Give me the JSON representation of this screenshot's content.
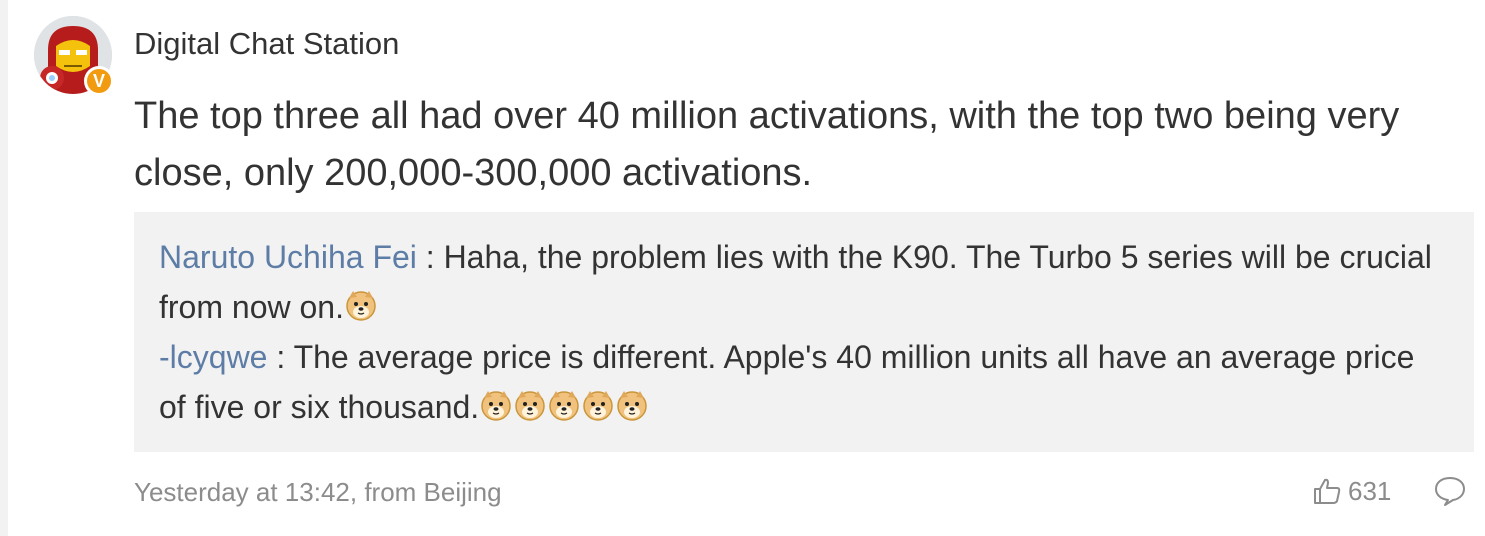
{
  "post": {
    "author": "Digital Chat Station",
    "verified_badge": "V",
    "content": "The top three all had over 40 million activations, with the top two being very close, only 200,000-300,000 activations.",
    "replies": [
      {
        "author": "Naruto Uchiha Fei",
        "separator": " : ",
        "text": "Haha, the problem lies with the K90. The Turbo 5 series will be crucial from now on.",
        "emoji_count": 1,
        "emoji_icon": "doge-emoji-icon"
      },
      {
        "author": "-lcyqwe",
        "separator": " : ",
        "text": "The average price is different. Apple's 40 million units all have an average price of five or six thousand.",
        "emoji_count": 5,
        "emoji_icon": "doge-emoji-icon"
      }
    ],
    "footer": {
      "timestamp": "Yesterday at 13:42, from Beijing",
      "likes": "631",
      "like_icon": "thumbs-up-icon",
      "comment_icon": "comment-bubble-icon"
    }
  },
  "colors": {
    "text": "#333333",
    "link": "#5d7da7",
    "muted": "#8c8c8c",
    "quote_bg": "#f2f2f2",
    "badge": "#f29b11"
  }
}
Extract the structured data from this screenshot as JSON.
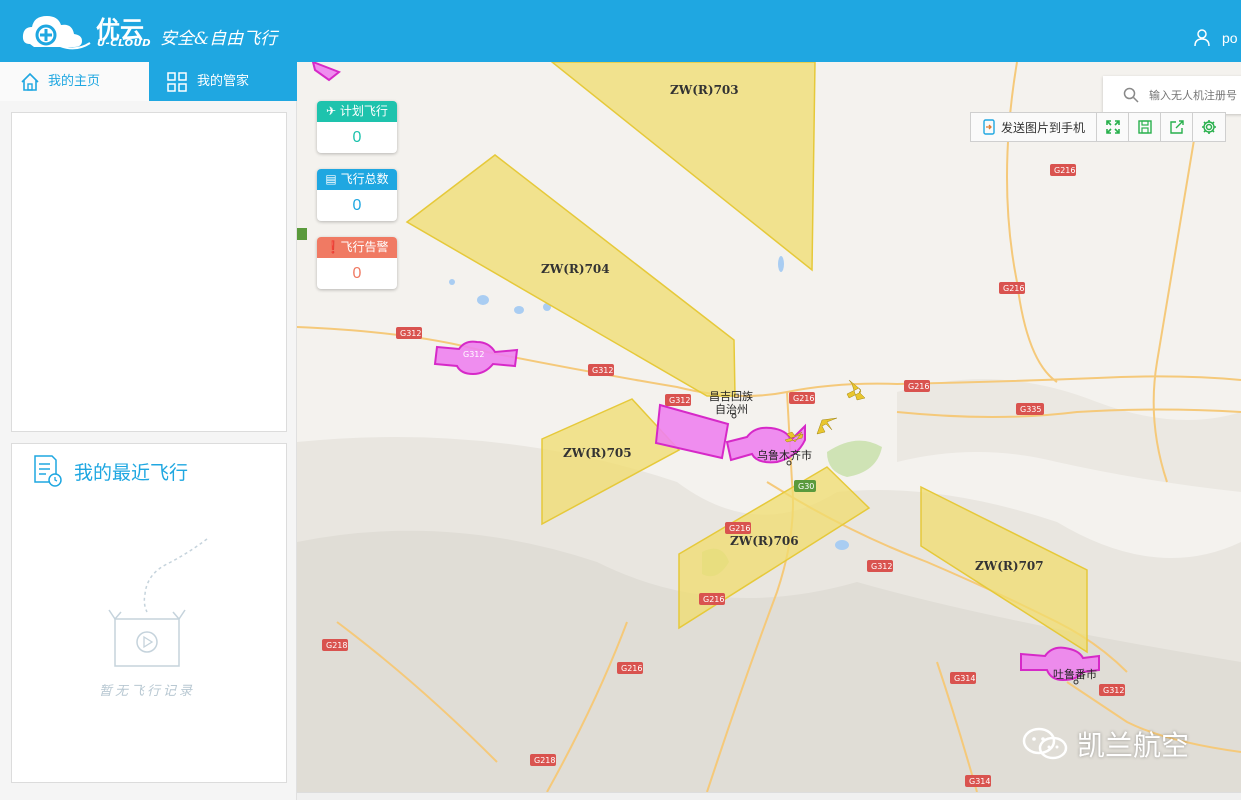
{
  "header": {
    "logo_cn": "优云",
    "logo_en": "U-CLOUD",
    "slogan": "安全&自由飞行",
    "user_name": "po"
  },
  "sidebar": {
    "tabs": [
      {
        "label": "我的主页",
        "icon": "home-icon"
      },
      {
        "label": "我的管家",
        "icon": "grid-icon"
      }
    ],
    "recent": {
      "title": "我的最近飞行",
      "empty_text": "暂无飞行记录"
    }
  },
  "stats": [
    {
      "label": "计划飞行",
      "value": "0",
      "icon": "plane-icon",
      "color": "#1ec3ad"
    },
    {
      "label": "飞行总数",
      "value": "0",
      "icon": "calendar-icon",
      "color": "#1fa7e1"
    },
    {
      "label": "飞行告警",
      "value": "0",
      "icon": "alert-icon",
      "color": "#f07a63"
    }
  ],
  "search": {
    "placeholder": "输入无人机注册号"
  },
  "toolbar": {
    "send_label": "发送图片到手机",
    "buttons": [
      "fullscreen-icon",
      "save-icon",
      "share-icon",
      "settings-icon"
    ]
  },
  "map": {
    "zones": [
      "ZW(R)703",
      "ZW(R)704",
      "ZW(R)705",
      "ZW(R)706",
      "ZW(R)707"
    ],
    "roads": [
      "G216",
      "G216",
      "G216",
      "G216",
      "G216",
      "G312",
      "G312",
      "G312",
      "G312",
      "G312",
      "G312",
      "G335",
      "G218",
      "G218",
      "G216",
      "G30",
      "G314",
      "G314",
      "G216"
    ],
    "cities": [
      "昌吉回族",
      "自治州",
      "乌鲁木齐市",
      "吐鲁番市"
    ],
    "colors": {
      "restricted": "#f0dc6e",
      "airport": "#ee82ee",
      "water": "#a9cdf2"
    }
  },
  "watermark": "凯兰航空"
}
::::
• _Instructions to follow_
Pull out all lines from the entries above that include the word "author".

• _Task result_
    "author": "Digital Chat Station",
        "author": "Naruto Uchiha Fei",
        "author": "-lcyqwe",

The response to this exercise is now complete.